* Would be wondering how the hell he landed in Ohio, because, dude, he was a Californian all the way.
* Then would have seen a picture of Krissy and understood.
* Also I think he’d be amazed that he’d been married for twenty four years at that point, because, how to phrase this, he didn’t exactly have a whole lot of positive role models for long-term domestic felicity.
* Likewise would be impressed I’d stayed in one place for 18 years, since at 13, he’d had more homes than he’d had birthdays (and had also at that point had been briefly homeless).
* Really, stability in general would just impress the heck out of him.
* I think he’d like, and possibly be intimidated just a smidge by, his future daughter.
* He’d otherwise be pleased with the people he’d not yet gotten to know but would get to know in his life.

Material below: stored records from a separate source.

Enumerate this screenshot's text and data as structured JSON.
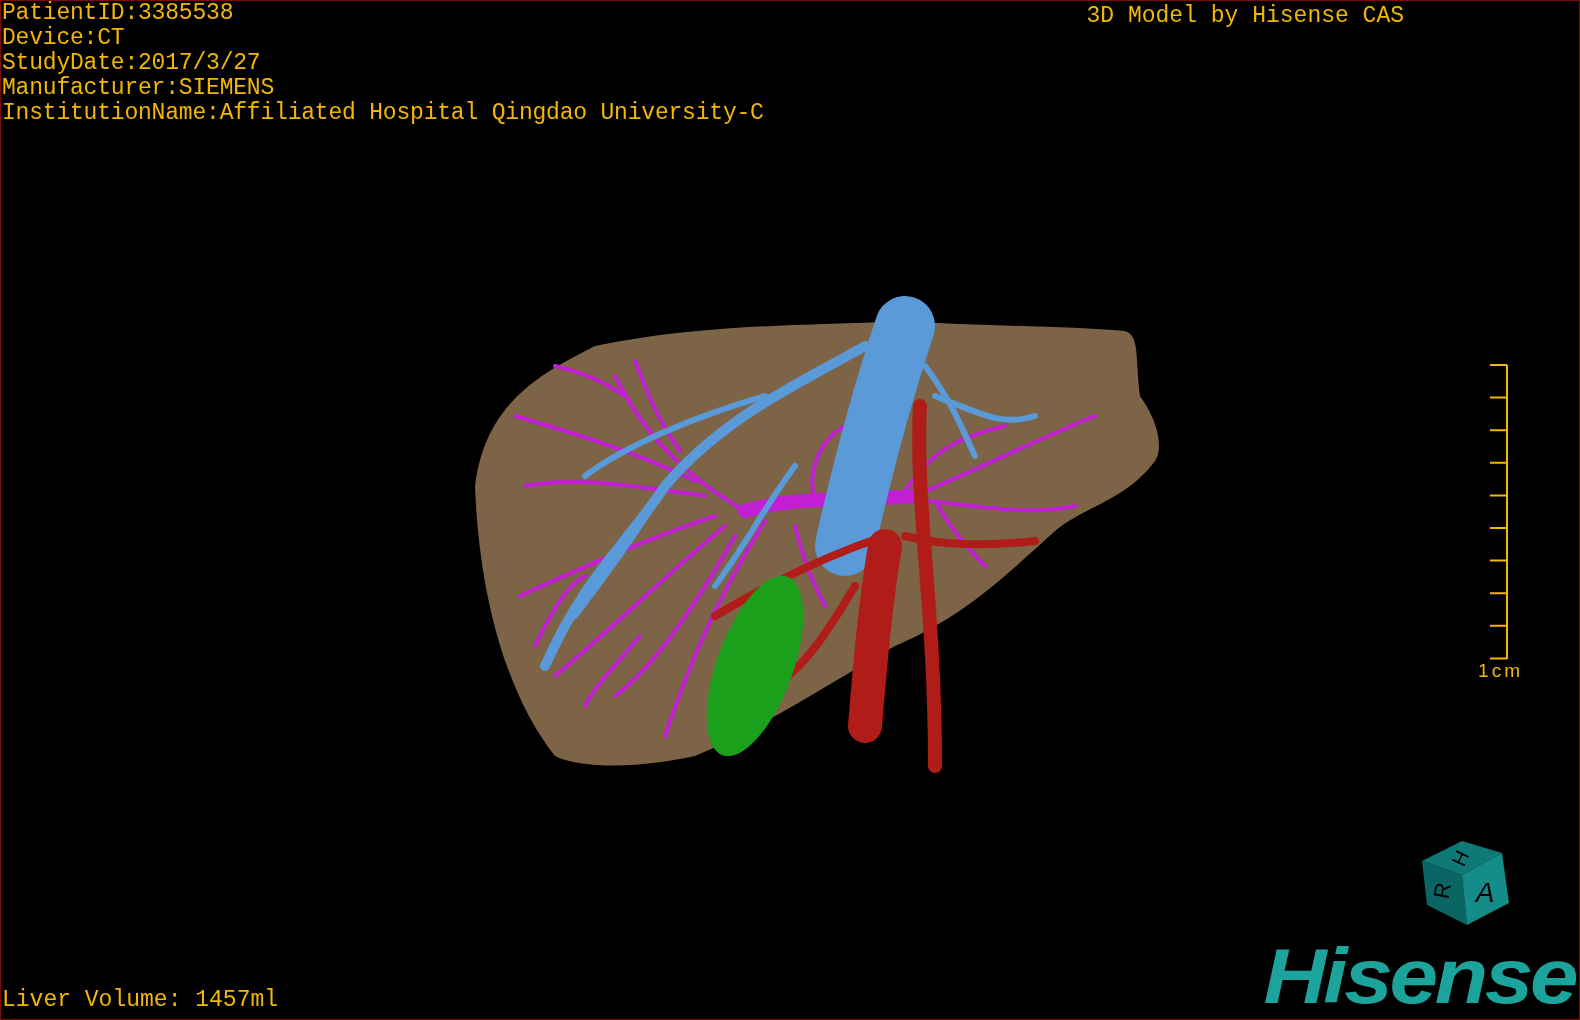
{
  "info_lines": [
    "PatientID:3385538",
    "Device:CT",
    "StudyDate:2017/3/27",
    "Manufacturer:SIEMENS",
    "InstitutionName:Affiliated Hospital Qingdao University-C"
  ],
  "title": "3D Model by Hisense CAS",
  "scale_bar": {
    "label": "1cm"
  },
  "liver_volume": "Liver Volume: 1457ml",
  "orientation_cube": {
    "faces": [
      "H",
      "R",
      "A"
    ]
  },
  "logo": "Hisense"
}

And also pleased that some friends he did already he’d keeping his whole life long.
* And if I really wanted to blow his mind, I would let him know that he’d met and was pals with Alison Moyet, because “Only You” was already one of his favorite songs of all time.
In general — except for the hair thing, which would be, like, a real bummer for him, although I would assure him it wasn’t all that bad in practice — I think 13-year-old me would like where life would be taking him, and who he got to take along with him in that life.
And since of course we’d have to wipe his memory before we sent him back, if there was one thing I could tell him that he’d get to keep (even if he didn’t know where it had come from), it would be: Don’t worry. Be who you are. Because who you are gets you here. And here, 50-year-old me can tell you, is pretty good.
And who knows? Maybe 13-year-old was told that. And look where he and I are today. I wouldn’t change any of it.